But the other thing that happened right as I walked in the door was all four people working, including a head sticking out from the kitchen, momentarily stopped to welcome me to the Owl. This wasn’t some sort of fake-corporate welcome (like “Welcome to Moe’s”), but an actual, well-meant friendly welcome. The friendliness continued as I sat at the counter: my server was quite chatty: she realized right off the bat that I wasn’t one of the regulars, asking where I was coming from, what I was doing in Lowell, and what drew me into the Diner.

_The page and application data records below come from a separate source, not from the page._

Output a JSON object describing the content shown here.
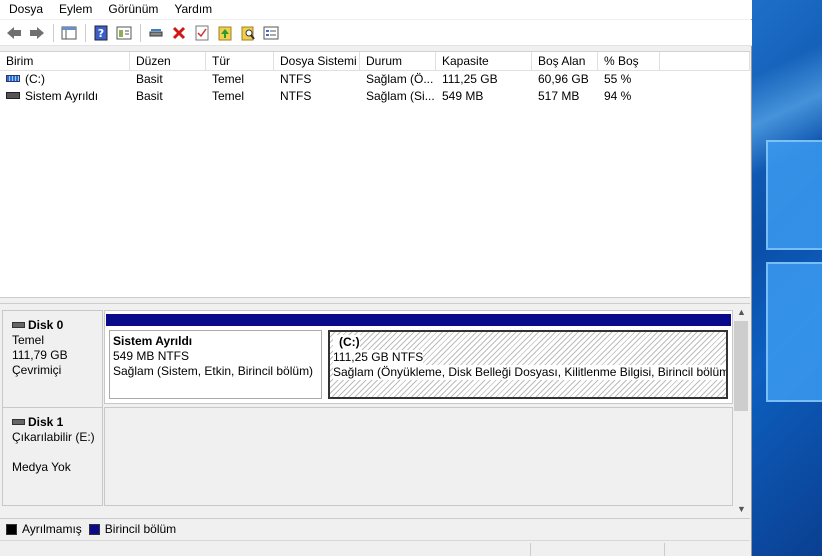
{
  "menu": [
    "Dosya",
    "Eylem",
    "Görünüm",
    "Yardım"
  ],
  "toolbar": {
    "icons": [
      "back-arrow-icon",
      "forward-arrow-icon",
      "console-icon",
      "help-icon",
      "properties-icon",
      "connect-icon",
      "delete-icon",
      "check-icon",
      "up-folder-icon",
      "search-folder-icon",
      "list-icon"
    ]
  },
  "volume_list": {
    "columns": [
      "Birim",
      "Düzen",
      "Tür",
      "Dosya Sistemi",
      "Durum",
      "Kapasite",
      "Boş Alan",
      "% Boş"
    ],
    "rows": [
      {
        "birim": "(C:)",
        "duzen": "Basit",
        "tur": "Temel",
        "fs": "NTFS",
        "durum": "Sağlam (Ö...",
        "kapasite": "111,25 GB",
        "bos": "60,96 GB",
        "yuzde": "55 %"
      },
      {
        "birim": "Sistem Ayrıldı",
        "duzen": "Basit",
        "tur": "Temel",
        "fs": "NTFS",
        "durum": "Sağlam (Si...",
        "kapasite": "549 MB",
        "bos": "517 MB",
        "yuzde": "94 %"
      }
    ]
  },
  "disks": {
    "disk0": {
      "name": "Disk 0",
      "type": "Temel",
      "size": "111,79 GB",
      "status": "Çevrimiçi",
      "partitions": [
        {
          "name": "Sistem Ayrıldı",
          "size": "549 MB NTFS",
          "status": "Sağlam (Sistem, Etkin, Birincil bölüm)"
        },
        {
          "name": "(C:)",
          "size": "111,25 GB NTFS",
          "status": "Sağlam (Önyükleme, Disk Belleği Dosyası, Kilitlenme Bilgisi, Birincil bölüm)"
        }
      ]
    },
    "disk1": {
      "name": "Disk 1",
      "type": "Çıkarılabilir (E:)",
      "status": "Medya Yok"
    }
  },
  "legend": [
    {
      "label": "Ayrılmamış",
      "color": "#000000"
    },
    {
      "label": "Birincil bölüm",
      "color": "#0a0a8a"
    }
  ]
}
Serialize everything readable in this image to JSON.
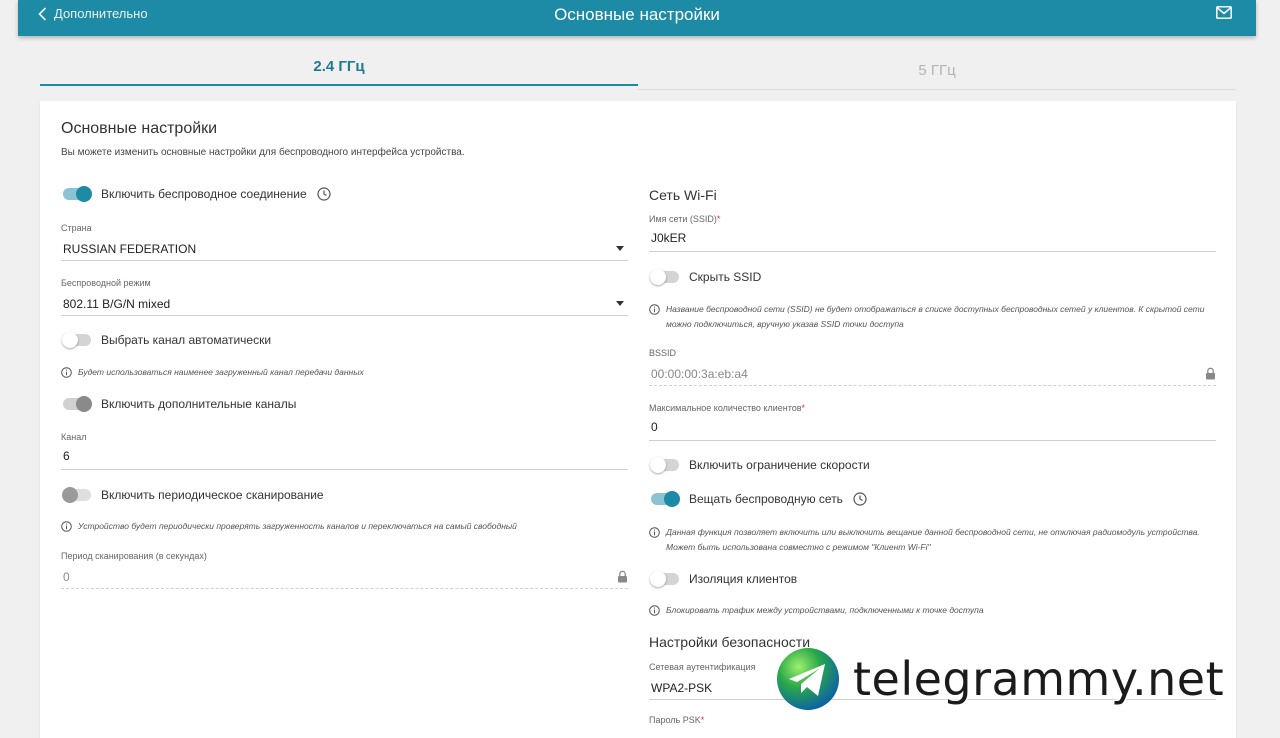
{
  "header": {
    "back_label": "Дополнительно",
    "title": "Основные настройки"
  },
  "tabs": [
    {
      "label": "2.4 ГГц",
      "active": true
    },
    {
      "label": "5 ГГц",
      "active": false
    }
  ],
  "card": {
    "title": "Основные настройки",
    "description": "Вы можете изменить основные настройки для беспроводного интерфейса устройства."
  },
  "left": {
    "enable_wireless": {
      "label": "Включить беспроводное соединение",
      "state": "on"
    },
    "country": {
      "label": "Страна",
      "value": "RUSSIAN FEDERATION"
    },
    "wireless_mode": {
      "label": "Беспроводной режим",
      "value": "802.11 B/G/N mixed"
    },
    "auto_channel": {
      "label": "Выбрать канал автоматически",
      "state": "off",
      "hint": "Будет использоваться наименее загруженный канал передачи данных"
    },
    "extra_channels": {
      "label": "Включить дополнительные каналы",
      "state": "disabled-on"
    },
    "channel": {
      "label": "Канал",
      "value": "6"
    },
    "periodic_scan": {
      "label": "Включить периодическое сканирование",
      "state": "disabled-off",
      "hint": "Устройство будет периодически проверять загруженность каналов и переключаться на самый свободный"
    },
    "scan_period": {
      "label": "Период сканирования (в секундах)",
      "value": "0"
    }
  },
  "right": {
    "wifi_heading": "Сеть Wi-Fi",
    "ssid": {
      "label": "Имя сети (SSID)",
      "required_mark": "*",
      "value": "J0kER"
    },
    "hide_ssid": {
      "label": "Скрыть SSID",
      "state": "off",
      "hint_line1": "Название беспроводной сети (SSID) не будет отображаться в списке доступных беспроводных сетей у клиентов. К скрытой сети",
      "hint_line2": "можно подключиться, вручную указав SSID точки доступа"
    },
    "bssid": {
      "label": "BSSID",
      "value": "00:00:00:3a:eb:a4"
    },
    "max_clients": {
      "label": "Максимальное количество клиентов",
      "required_mark": "*",
      "value": "0"
    },
    "speed_limit": {
      "label": "Включить ограничение скорости",
      "state": "off"
    },
    "broadcast": {
      "label": "Вещать беспроводную сеть",
      "state": "on",
      "hint_line1": "Данная функция позволяет включить или выключить вещание данной беспроводной сети, не отключая радиомодуль устройства.",
      "hint_line2": "Может быть использована совместно с режимом \"Клиент Wi-Fi\""
    },
    "isolation": {
      "label": "Изоляция клиентов",
      "state": "off",
      "hint": "Блокировать трафик между устройствами, подключенными к точке доступа"
    },
    "security_heading": "Настройки безопасности",
    "auth": {
      "label": "Сетевая аутентификация",
      "value": "WPA2-PSK"
    },
    "psk": {
      "label": "Пароль PSK",
      "required_mark": "*"
    }
  },
  "watermark": {
    "text": "telegrammy.net"
  },
  "colors": {
    "accent": "#1d8aa6",
    "background": "#f0f0f0"
  }
}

And when I said that I really liked diner food, I immediately got a strong recommendation: “If you really like good diner food, then it’s really clear what you should order: order one of our Benedicts.” So, after looking at their menu, my mind was quickly made up: I’d try their Irish Benedict (with grilled CBH instead of Canadian Bacon), with a side of the home fries.
I’ll start with the home fries: these were every bit as good as they looked. The outside of my home fries were perfectly crisped golden-brown, with a fair bit of crunch and more than a little butter taste (hey, I didn’t claim these were healthy!), but not overwhelmed in grease. The insides, however, were light and fluffy without being dried out. These were pretty much the perfect expression of “home fries”, of the sort I don’t usually get since there really isn’t any way of shortcutting them: you have to start with good potatoes, par cook them to soften them, and then finish them by slowly grilling them on a griddle (like the one that greeted my arrival). You just don’t get that sort of quality with pre-cooked or deep-fried home fries.
The Irish Benedict was no slouch, either. Each layer was nicely done: the eggs perfectly poached in pillowy splendor, a nice, ample layer of good corned-beef hash cooked to a crisp just as good as the home fries, a pleasantly tangy but still light Hollandaise, and an English muffin that had been griddled just to the point of starting to be crunchy. This was exactly what I want in a great Benedict, and it was nice to see each layer of it assembled perfectly.
As an aside, when I mentioned to my server (a member of the family that runs the Owl) that one of my other favorite Benedicts was the thick-sliced ham Benedit at the well-regarded Dream Diner in Tyngsborough, MA up the road, I was surprised to find that the Dream Diner was opened by her daughter… So good diner fare and service definitely run in the family. I’m hoping that another work trip to MA will allow another visit to the Owl (or it’s cousin the Dream Diner) soon, since I always enjoy a good Benedict and some great home fries.